  powered by clipmarks blog it

Read Full Post »

Seed Newsvine

The DoED press release clipped in part below is interesting, though not complete. There are also questions of trustworthiness of the report. One must never take a single study as being true on its face. Rather serious critical questions must be raised about why one should trust the results. Questions like:

+ Who funded the study?
+ Is there independent evidence to corroborate the findings?
+ What is the purpose for undertaking the study?

In the case of this work, the study is internally funded by the DoED and, therefore, is suspect. It is sort of like trusting a study whose findings advise parents to delay toilet training for their children that was funded by the manufacturer of Pampers. The investigators have a bone to pick because their patrons have a bone to pick.

Is there independent evidence to corroborate the findings in this study. The fact is no, there is not. In fact, there is a wealth of evidence that is in direct conflict with the results of this particular study.

One can only assume that the DoED funded this study in order to show how good Reading First and NCLB really is. This is not an independent reason for conducting such a study. Rather it is further evidence that the discredited notion that educational progress can be determined by reducing all learning to a single test score number causes teachers to teach to improve that number no matter what impact that teaching might have on the students they teach.

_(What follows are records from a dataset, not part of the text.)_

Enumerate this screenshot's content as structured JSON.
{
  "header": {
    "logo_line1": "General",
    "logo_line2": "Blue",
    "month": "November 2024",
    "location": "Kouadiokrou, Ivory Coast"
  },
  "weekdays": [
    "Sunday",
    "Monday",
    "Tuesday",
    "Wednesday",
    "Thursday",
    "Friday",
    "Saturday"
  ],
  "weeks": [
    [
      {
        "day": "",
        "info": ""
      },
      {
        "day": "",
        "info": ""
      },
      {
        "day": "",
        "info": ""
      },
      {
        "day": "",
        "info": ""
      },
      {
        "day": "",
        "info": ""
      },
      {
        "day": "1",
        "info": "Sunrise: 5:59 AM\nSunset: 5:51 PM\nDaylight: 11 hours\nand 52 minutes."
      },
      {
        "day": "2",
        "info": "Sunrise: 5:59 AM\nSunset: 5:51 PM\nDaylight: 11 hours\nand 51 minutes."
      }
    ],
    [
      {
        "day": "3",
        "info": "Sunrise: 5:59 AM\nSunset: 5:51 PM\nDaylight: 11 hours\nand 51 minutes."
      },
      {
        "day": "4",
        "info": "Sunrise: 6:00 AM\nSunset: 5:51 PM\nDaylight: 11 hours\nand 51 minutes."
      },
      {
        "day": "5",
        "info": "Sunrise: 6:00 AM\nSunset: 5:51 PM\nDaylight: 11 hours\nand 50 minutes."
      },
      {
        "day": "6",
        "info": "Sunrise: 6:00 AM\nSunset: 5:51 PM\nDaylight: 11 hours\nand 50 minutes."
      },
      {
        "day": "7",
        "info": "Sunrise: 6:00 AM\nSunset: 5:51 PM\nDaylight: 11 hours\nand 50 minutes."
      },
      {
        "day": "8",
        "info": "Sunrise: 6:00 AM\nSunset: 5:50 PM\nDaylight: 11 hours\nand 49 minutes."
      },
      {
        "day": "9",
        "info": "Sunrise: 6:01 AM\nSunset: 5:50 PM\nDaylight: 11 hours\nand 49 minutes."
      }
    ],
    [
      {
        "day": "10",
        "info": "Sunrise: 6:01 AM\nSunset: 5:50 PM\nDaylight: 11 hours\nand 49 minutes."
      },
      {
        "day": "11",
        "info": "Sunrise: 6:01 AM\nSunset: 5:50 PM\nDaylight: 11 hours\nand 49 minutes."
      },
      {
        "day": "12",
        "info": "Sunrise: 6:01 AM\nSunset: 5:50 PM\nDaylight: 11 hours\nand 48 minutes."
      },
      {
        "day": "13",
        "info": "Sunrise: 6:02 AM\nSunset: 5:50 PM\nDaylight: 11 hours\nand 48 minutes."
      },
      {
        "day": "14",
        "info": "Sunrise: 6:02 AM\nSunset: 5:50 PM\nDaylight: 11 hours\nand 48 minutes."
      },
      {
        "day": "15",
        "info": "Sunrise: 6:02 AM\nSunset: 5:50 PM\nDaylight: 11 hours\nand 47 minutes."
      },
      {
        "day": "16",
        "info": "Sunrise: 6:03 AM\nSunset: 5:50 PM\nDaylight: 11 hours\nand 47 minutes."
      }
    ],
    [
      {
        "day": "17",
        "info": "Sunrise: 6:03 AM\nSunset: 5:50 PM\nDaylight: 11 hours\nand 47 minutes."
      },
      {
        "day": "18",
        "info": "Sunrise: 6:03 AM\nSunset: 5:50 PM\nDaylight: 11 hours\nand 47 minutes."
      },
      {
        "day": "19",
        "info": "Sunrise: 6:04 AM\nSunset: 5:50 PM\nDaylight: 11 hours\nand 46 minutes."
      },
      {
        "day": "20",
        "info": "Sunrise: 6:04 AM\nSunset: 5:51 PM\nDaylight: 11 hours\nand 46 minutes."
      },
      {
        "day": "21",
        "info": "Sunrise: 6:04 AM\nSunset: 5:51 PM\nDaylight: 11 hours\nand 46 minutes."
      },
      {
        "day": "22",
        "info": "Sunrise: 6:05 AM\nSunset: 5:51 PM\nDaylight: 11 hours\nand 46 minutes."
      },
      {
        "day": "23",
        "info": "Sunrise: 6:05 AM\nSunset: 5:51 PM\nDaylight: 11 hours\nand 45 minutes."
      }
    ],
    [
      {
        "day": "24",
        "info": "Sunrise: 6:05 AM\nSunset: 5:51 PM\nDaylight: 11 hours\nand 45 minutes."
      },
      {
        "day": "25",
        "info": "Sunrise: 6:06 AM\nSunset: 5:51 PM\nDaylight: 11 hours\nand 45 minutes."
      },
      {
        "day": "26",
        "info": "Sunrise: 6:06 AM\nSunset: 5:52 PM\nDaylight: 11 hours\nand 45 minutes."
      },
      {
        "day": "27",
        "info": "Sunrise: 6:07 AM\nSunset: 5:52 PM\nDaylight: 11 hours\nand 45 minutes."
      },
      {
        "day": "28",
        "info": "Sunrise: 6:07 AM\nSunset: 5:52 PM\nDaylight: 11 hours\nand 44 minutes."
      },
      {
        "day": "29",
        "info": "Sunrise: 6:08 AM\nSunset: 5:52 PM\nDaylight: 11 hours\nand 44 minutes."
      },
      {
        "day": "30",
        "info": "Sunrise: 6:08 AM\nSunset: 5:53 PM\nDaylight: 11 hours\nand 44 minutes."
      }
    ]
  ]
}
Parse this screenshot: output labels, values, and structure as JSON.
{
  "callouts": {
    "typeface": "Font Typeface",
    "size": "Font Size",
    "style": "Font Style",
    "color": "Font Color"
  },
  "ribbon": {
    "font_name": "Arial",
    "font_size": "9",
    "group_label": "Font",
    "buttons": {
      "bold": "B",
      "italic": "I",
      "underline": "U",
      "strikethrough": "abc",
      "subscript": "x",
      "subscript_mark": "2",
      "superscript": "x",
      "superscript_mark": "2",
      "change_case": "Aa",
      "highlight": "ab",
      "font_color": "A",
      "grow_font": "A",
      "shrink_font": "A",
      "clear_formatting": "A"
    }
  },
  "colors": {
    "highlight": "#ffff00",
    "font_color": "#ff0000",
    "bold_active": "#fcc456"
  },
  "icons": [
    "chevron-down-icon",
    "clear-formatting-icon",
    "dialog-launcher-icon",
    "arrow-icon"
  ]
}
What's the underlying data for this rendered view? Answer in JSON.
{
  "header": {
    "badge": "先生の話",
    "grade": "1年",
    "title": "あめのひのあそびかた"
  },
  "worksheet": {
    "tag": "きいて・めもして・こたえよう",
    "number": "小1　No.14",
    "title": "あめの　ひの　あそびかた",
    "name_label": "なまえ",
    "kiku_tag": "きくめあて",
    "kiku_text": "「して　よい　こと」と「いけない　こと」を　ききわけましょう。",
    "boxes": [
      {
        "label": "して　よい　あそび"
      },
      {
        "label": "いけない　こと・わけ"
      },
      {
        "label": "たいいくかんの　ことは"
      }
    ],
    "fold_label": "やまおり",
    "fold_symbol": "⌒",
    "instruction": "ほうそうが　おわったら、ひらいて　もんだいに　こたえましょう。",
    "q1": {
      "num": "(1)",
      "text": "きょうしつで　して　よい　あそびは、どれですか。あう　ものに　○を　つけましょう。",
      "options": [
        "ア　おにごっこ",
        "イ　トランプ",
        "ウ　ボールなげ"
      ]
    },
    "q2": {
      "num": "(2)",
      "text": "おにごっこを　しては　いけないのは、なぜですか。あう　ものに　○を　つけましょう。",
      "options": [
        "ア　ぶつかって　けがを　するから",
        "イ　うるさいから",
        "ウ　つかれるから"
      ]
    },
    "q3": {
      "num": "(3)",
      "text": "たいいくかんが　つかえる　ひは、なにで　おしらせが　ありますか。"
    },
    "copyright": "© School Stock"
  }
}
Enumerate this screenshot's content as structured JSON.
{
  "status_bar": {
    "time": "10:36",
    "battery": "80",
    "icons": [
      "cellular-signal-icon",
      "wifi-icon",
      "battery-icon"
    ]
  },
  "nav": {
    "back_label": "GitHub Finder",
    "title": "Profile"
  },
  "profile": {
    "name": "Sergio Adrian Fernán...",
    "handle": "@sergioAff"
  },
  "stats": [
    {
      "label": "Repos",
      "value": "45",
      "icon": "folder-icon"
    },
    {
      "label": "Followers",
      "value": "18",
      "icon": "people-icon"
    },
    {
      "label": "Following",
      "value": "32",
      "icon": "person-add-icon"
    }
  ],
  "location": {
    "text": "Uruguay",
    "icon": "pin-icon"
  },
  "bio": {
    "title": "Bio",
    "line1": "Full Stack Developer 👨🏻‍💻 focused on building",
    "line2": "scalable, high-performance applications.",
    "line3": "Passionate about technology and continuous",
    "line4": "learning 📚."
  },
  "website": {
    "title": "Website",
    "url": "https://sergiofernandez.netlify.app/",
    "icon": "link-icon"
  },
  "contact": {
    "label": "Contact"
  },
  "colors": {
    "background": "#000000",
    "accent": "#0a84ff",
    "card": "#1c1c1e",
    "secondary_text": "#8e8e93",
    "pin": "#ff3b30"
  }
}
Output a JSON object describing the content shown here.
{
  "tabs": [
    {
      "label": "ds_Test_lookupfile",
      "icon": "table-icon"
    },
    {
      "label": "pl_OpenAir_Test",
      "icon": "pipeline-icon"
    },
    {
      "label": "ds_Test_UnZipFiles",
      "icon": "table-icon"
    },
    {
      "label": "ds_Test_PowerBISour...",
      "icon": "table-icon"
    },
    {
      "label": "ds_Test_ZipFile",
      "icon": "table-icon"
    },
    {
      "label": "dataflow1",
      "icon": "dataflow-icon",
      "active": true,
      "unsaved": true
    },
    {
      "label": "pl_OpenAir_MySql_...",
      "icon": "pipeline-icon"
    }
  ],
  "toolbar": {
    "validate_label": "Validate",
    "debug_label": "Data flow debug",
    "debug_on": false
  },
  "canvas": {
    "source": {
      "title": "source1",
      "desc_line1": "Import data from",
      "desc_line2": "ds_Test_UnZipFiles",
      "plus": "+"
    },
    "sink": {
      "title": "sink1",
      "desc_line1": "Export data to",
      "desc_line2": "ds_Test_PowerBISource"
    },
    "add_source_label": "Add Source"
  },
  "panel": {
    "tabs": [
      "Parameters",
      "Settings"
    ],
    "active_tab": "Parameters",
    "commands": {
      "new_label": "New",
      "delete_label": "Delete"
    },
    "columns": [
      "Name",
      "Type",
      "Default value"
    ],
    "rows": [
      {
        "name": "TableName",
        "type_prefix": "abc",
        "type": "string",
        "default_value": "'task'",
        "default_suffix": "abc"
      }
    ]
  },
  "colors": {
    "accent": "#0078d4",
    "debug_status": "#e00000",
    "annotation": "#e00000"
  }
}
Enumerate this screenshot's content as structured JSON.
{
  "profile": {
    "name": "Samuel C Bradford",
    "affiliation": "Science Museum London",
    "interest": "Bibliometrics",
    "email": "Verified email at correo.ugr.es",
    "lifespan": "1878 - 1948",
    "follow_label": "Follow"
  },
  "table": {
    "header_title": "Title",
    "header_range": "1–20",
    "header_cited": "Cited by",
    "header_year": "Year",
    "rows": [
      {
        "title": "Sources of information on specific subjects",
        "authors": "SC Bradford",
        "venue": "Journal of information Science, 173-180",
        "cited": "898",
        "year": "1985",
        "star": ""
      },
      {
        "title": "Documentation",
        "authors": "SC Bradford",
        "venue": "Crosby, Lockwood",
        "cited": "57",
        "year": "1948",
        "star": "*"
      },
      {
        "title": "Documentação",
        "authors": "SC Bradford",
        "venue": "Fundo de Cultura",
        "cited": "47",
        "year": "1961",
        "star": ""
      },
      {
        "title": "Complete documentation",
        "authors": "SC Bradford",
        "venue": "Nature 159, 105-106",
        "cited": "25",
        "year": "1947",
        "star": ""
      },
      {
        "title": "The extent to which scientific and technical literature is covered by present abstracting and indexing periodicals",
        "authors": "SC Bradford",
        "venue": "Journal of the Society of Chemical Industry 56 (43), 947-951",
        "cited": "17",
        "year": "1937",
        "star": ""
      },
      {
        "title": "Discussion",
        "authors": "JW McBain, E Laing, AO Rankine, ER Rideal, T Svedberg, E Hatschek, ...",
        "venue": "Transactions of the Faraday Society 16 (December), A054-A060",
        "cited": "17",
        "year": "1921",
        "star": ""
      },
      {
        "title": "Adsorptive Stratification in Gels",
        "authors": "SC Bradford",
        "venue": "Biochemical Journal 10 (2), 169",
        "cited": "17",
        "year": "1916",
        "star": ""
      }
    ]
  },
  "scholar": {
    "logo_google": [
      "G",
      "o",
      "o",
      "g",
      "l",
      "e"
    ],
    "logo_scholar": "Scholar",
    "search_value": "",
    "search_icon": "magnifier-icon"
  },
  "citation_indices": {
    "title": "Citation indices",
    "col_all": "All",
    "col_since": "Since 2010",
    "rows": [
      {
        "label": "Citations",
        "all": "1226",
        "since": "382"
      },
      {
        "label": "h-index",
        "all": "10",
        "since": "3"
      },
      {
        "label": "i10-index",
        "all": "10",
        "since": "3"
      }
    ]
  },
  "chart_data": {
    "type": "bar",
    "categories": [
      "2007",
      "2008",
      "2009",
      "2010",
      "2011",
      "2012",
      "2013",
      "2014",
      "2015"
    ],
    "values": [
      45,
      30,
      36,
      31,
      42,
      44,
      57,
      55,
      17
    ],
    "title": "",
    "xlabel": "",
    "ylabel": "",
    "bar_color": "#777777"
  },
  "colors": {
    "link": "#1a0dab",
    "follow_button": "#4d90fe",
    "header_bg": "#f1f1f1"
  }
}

Sorry, but I have to dissent from the DoED. Reading First and NCLB are flawed policies and must be significantly revised.

clipped from www.ed.gov
Washington, D.C. — The U.S. Department of Education today released new state-by-state data on the effectiveness of Reading First, indicating that students who receive instruction through the program achieve strong gains in reading proficiency. Another measure of the program’s success since its launch in 2002, the state-by-state data demonstrate that Reading First is working to help our nation’s neediest kindergarten through third-grade students significantly improve their reading skills.
The data released today reinforce the positive indicators from the Reading First Implementation Evaluation interim report released in July 2006. According to the interim report, Reading First students receive on average 100 extra minutes per week of proven, research-based instruction from teachers, tutors and reading coaches.
Secretary's CornerNo Child Left Behind

Related Topics
list bullet No Related Topics Found
“These results are yet another confirmation that Reading First is working on behalf of our children,” said Deputy Assistant Secretary Amanda Farris

  powered by clipmarks blog it

Read Full Post »